One can see that the difficulty of this approach is in it’s design. The approach I have arrived at is to do a frequency analysis of children’s books. This approach seems to work extremely well; I currently have about 700 characters from a series of children’s books that I would classify as “medium level” in the above scheme. The key is to work out what characters would be required in the low level.

One problem with the “old” (common) method of teaching Chinese in America is that characters that you might think are relatively common and should be introduced early, really aren’t. For example, the number seven is the 920th most common character. Most books will teach you to count first. But based on a frequency analysis this is a mistake, since you will rarely encounter the number seven (for instance).

Of course, a purely frequency based approach is tedious as there will be no meaningful dialogue for quite some time.

And this is why the targeted frequency analysis I’ve come up with works so well. In the series I’ve analyzed, the frequency analysis becomes meaningful because it allows you to quickly arrive at a level which will allow you to read meaningful and interesting Chinese. Once you have achieved this goal, you can then switch to a frequency analysis like the one which rates number seven at 920 – and you will be able to rapidly transition from children’s books to more advanced material such as daily newspapers.

The hard data can be summed up in the following table. Only the first six books of more than thirty are shown, but as you can see, by the 6th book less than 10% of the characters encountered are new, but complete and wildly different stories can easily be written with only 200 characters. This is the basis for the low level being 200 to 400 characters as presented above.

Name of Book

Unique:Book

New:Unique (New to Pool)

Pool

2034-1

137:246

137:137 (100%)

137

2034-2

104:252

66:104 (64%)

203

2034-3

108:298

52:108 (26%)

255

2034-4

94:228

42:94 (16%)

297

2034-5

140:342

50:140 (17%)

347

2035-6

137:331

35:137 (7%)

386

To conclude, the missing link is ensuring that you have enough reading material which is linked to a targeted frequency analysis. Creating such a massive structure is a daunting task. It is far more difficult than it sounds. However, I am almost done that MCI Chinese textbook I mentioned in a previous post. It’s called “Da Jia Shuo Zhong Wen”. I think it’s going to be good 🙂

Kongzi

Kongzi Beta Screenshot 1Kongzi Beta Screenshot 4Kongzi Beta Screenshot 2Kongzi Beta Screenshot 3Kongzi Beta Screenshot 5Kongzi - 3sec build time

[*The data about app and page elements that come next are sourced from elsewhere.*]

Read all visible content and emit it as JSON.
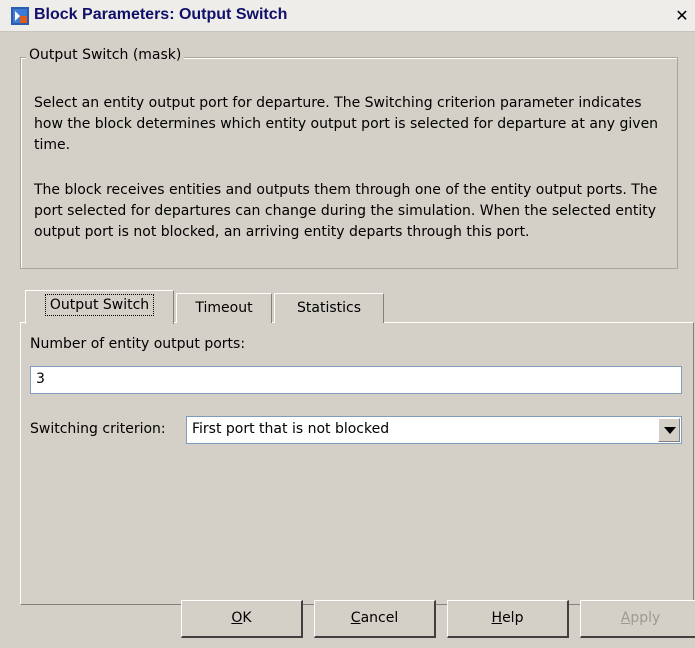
{
  "window": {
    "title": "Block Parameters: Output Switch",
    "close_label": "✕"
  },
  "mask": {
    "legend": "Output Switch (mask)",
    "desc1": "Select an entity output port for departure. The Switching criterion parameter indicates how the block determines which entity output port is selected for departure at any given time.",
    "desc2": "The block receives entities and outputs them through one of the entity output ports. The port selected for departures can change during the simulation. When the selected entity output port is not blocked, an arriving entity departs through this port."
  },
  "tabs": [
    {
      "label": "Output Switch",
      "active": true
    },
    {
      "label": "Timeout",
      "active": false
    },
    {
      "label": "Statistics",
      "active": false
    }
  ],
  "form": {
    "ports_label": "Number of entity output ports:",
    "ports_value": "3",
    "switching_label": "Switching criterion:",
    "switching_value": "First port that is not blocked"
  },
  "buttons": {
    "ok": {
      "mnemonic": "O",
      "rest": "K"
    },
    "cancel": {
      "mnemonic": "C",
      "rest": "ancel"
    },
    "help": {
      "mnemonic": "H",
      "rest": "elp"
    },
    "apply": {
      "mnemonic": "A",
      "rest": "pply",
      "disabled": true
    }
  },
  "icons": {
    "title": "simulink-block-icon",
    "dropdown": "chevron-down-icon"
  }
}
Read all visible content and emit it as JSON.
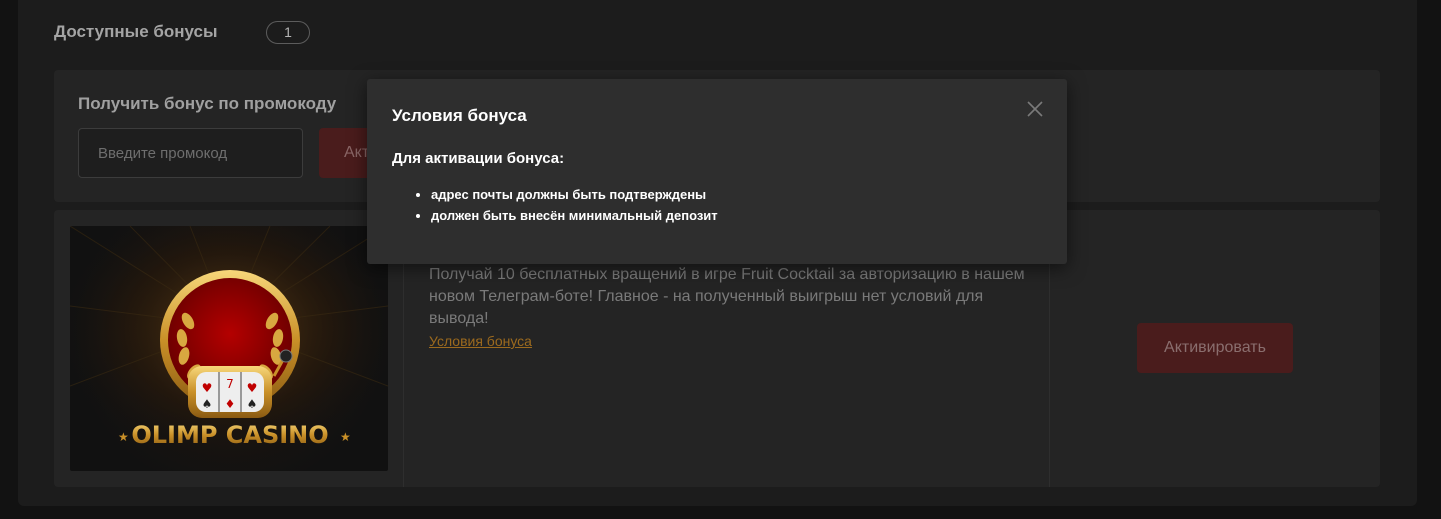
{
  "bonuses_section": {
    "title": "Доступные бонусы",
    "count": "1"
  },
  "promo": {
    "title": "Получить бонус по промокоду",
    "input_placeholder": "Введите промокод",
    "activate_label": "Акт"
  },
  "bonus_card": {
    "image_caption": "OLIMP CASINO",
    "description": "Получай 10 бесплатных вращений в игре Fruit Cocktail за авторизацию в нашем новом Телеграм-боте! Главное - на полученный выигрыш нет условий для вывода!",
    "terms_link": "Условия бонуса",
    "activate_label": "Активировать"
  },
  "modal": {
    "title": "Условия бонуса",
    "subtitle": "Для активации бонуса:",
    "conditions": [
      "адрес почты должны быть подтверждены",
      "должен быть внесён минимальный депозит"
    ],
    "close_icon": "close-icon"
  },
  "colors": {
    "background": "#121212",
    "panel": "#1c1c1c",
    "card": "#242424",
    "modal": "#2e2e2e",
    "button_dark_red": "#4a1c1c",
    "link_orange": "#9c6a1e"
  }
}
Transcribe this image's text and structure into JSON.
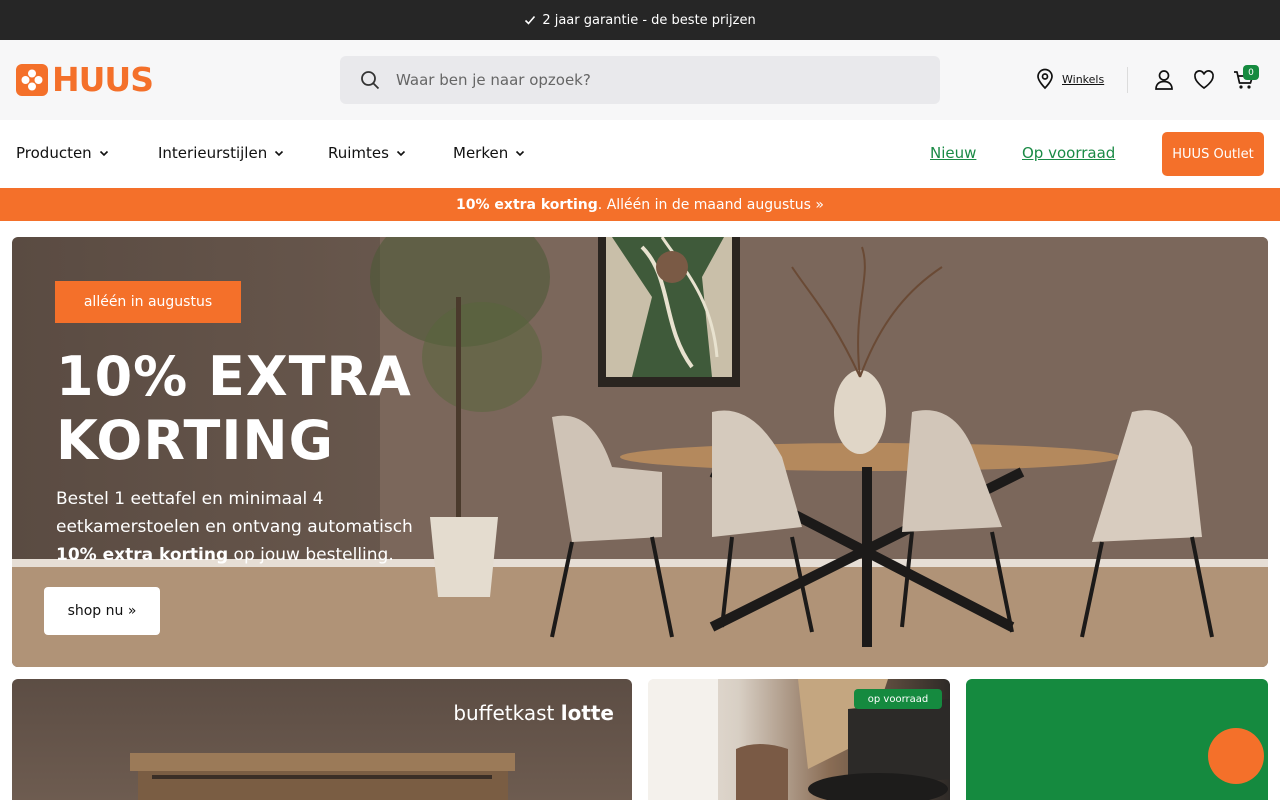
{
  "topbar": {
    "text": "2 jaar garantie - de beste prijzen"
  },
  "header": {
    "logo_text": "HUUS",
    "search_placeholder": "Waar ben je naar opzoek?",
    "store_label": "Winkels",
    "cart_count": "0"
  },
  "nav": {
    "items": [
      {
        "label": "Producten"
      },
      {
        "label": "Interieurstijlen"
      },
      {
        "label": "Ruimtes"
      },
      {
        "label": "Merken"
      }
    ],
    "link_new": "Nieuw",
    "link_stock": "Op voorraad",
    "outlet": "HUUS Outlet"
  },
  "promo": {
    "bold": "10% extra korting",
    "text": ". Alléén in de maand augustus »"
  },
  "hero": {
    "badge": "alléén in augustus",
    "title": "10% EXTRA KORTING",
    "text_1": "Bestel 1 eettafel en minimaal 4 eetkamerstoelen en ontvang automatisch ",
    "text_bold": "10% extra korting",
    "text_2": " op jouw bestelling.",
    "button": "shop nu »"
  },
  "cards": {
    "card1_title_light": "buffetkast ",
    "card1_title_bold": "lotte",
    "card2_badge": "op voorraad"
  },
  "colors": {
    "brand_orange": "#f4702a",
    "brand_green": "#158a3f",
    "topbar_bg": "#262626"
  }
}
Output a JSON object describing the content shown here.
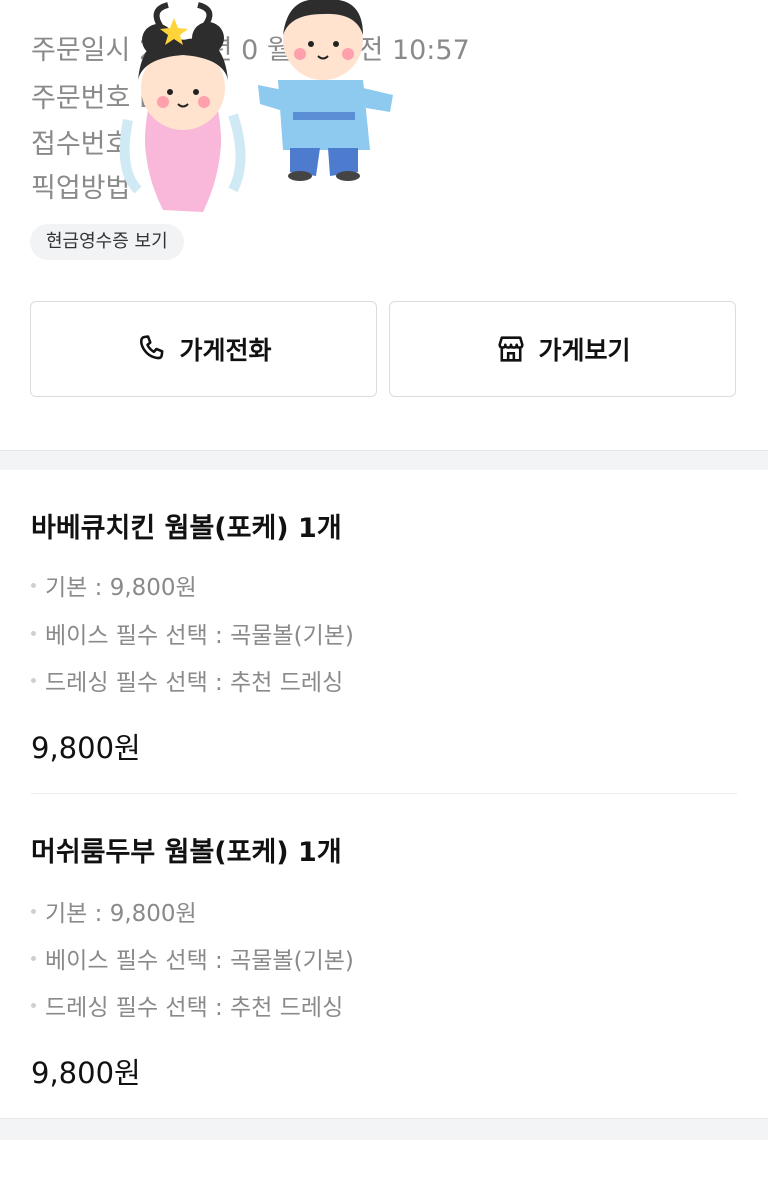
{
  "order_info": {
    "rows": [
      "주문일시  2023년 0  월  일 오전 10:57",
      "주문번호  B1  00",
      "접수번호",
      "픽업방법"
    ],
    "receipt_button": "현금영수증 보기"
  },
  "actions": {
    "call_store": "가게전화",
    "view_store": "가게보기"
  },
  "items": [
    {
      "title": "바베큐치킨 웜볼(포케) 1개",
      "options": [
        "기본 : 9,800원",
        "베이스 필수 선택 : 곡물볼(기본)",
        "드레싱 필수 선택 : 추천 드레싱"
      ],
      "price": "9,800원"
    },
    {
      "title": "머쉬룸두부 웜볼(포케) 1개",
      "options": [
        "기본 : 9,800원",
        "베이스 필수 선택 : 곡물볼(기본)",
        "드레싱 필수 선택 : 추천 드레싱"
      ],
      "price": "9,800원"
    }
  ],
  "icons": {
    "call": "phone-icon",
    "store": "store-icon"
  }
}
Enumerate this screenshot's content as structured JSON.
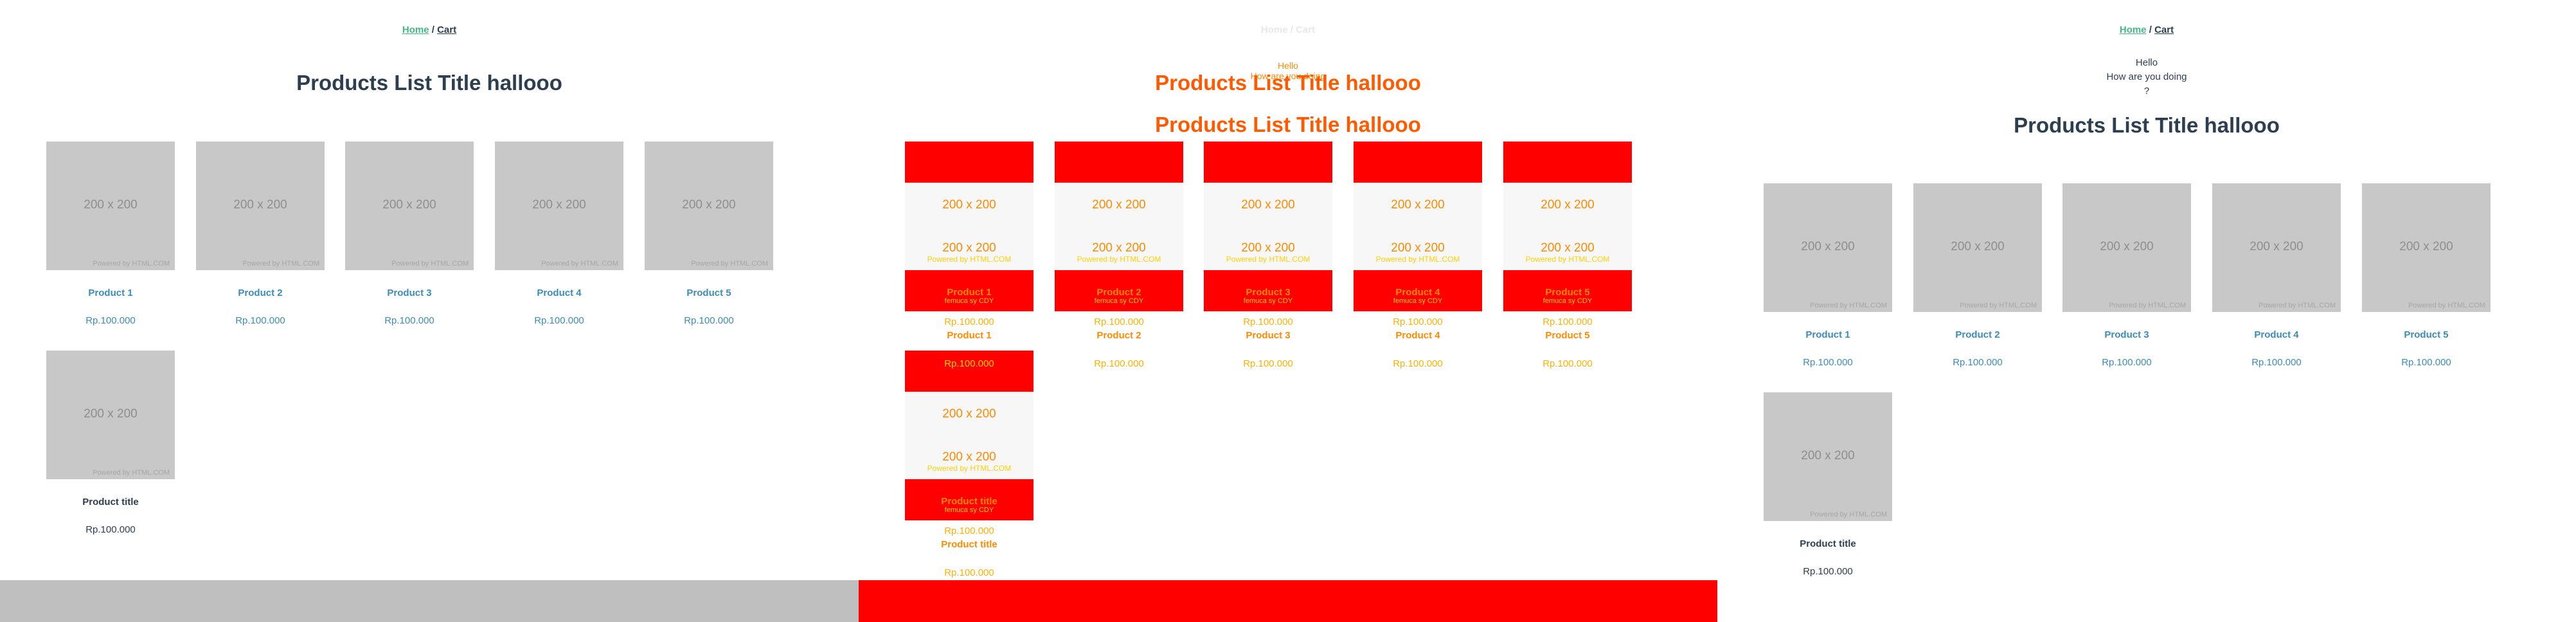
{
  "nav": {
    "home": "Home",
    "sep": "/",
    "cart": "Cart"
  },
  "title": "Products List Title hallooo",
  "greeting": {
    "line1": "Hello",
    "line2": "How are you doing",
    "line3": "?"
  },
  "placeholder": {
    "size": "200 x 200",
    "powered": "Powered by HTML.COM"
  },
  "products": [
    {
      "name": "Product 1",
      "price": "Rp.100.000"
    },
    {
      "name": "Product 2",
      "price": "Rp.100.000"
    },
    {
      "name": "Product 3",
      "price": "Rp.100.000"
    },
    {
      "name": "Product 4",
      "price": "Rp.100.000"
    },
    {
      "name": "Product 5",
      "price": "Rp.100.000"
    }
  ],
  "extra_product": {
    "name": "Product title",
    "price": "Rp.100.000"
  },
  "debug": {
    "overlay_top": "Home / Cart",
    "overlay_hello": "Hello",
    "overlay_sub": "How are you doing",
    "caption": "femuca sy  CDY",
    "product_ghost": "Product title"
  },
  "colors": {
    "link_green": "#42b983",
    "text_dark": "#2c3e50",
    "link_blue": "#3b8db8",
    "debug_red": "#ff0000",
    "debug_orange": "#ff5a00"
  }
}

For an exciting taste of a new program I’m working on, check out the images above. The program’s name is Kongzi, and all basic features (load, save, add, edit, quiz, stat recording) are finished. I am beginning to devote my time to increase the default dictionary that will come with Kongzi, and to add cool stuff like a “idiom of the day” or something. Although of course the program is already mature enough to let you create your own custom dictionaries should you want to. And you probably will if you’re a student in a Language course – you’d want to create your own lessons/units, and you can. Kongzi already handles Chinese, Japanese, and Korean – in fact, you can use it to drill any language you have a font for.

The program is 3000 SLOC in size. This seems rather large to me considering NetWhack is just a little larger but took a LOT longer to write. Chalk it up to Java’s hardball approach to GUI layout and design. So far Kongzi has taken me only a week to write, which did suprise me given it’s size – that’s a productive 400 SLOC a day, which I guess you could say I’m proud of. Also, my box builds it in only 3 seconds which I think is pretty cool.

In other news… Well, I think the time has come for me to stop blogging about Martial Arts. I don’t have very many more interesting things I care to share, quite frankly. I’ll still participate in discussions on other forums or do the odd book review, if I feel I have something positive to contribute. In the meantime this blog will head in other directions. I’m re-focusing on that MCI Chinese Textbook I talked about earlier on, and perhaps the Chi FAQ – I also should probably update the Lineage Project to be at least where it was way back in the ninties (I lost my backups).

Good luck and let me know what you think of my new program!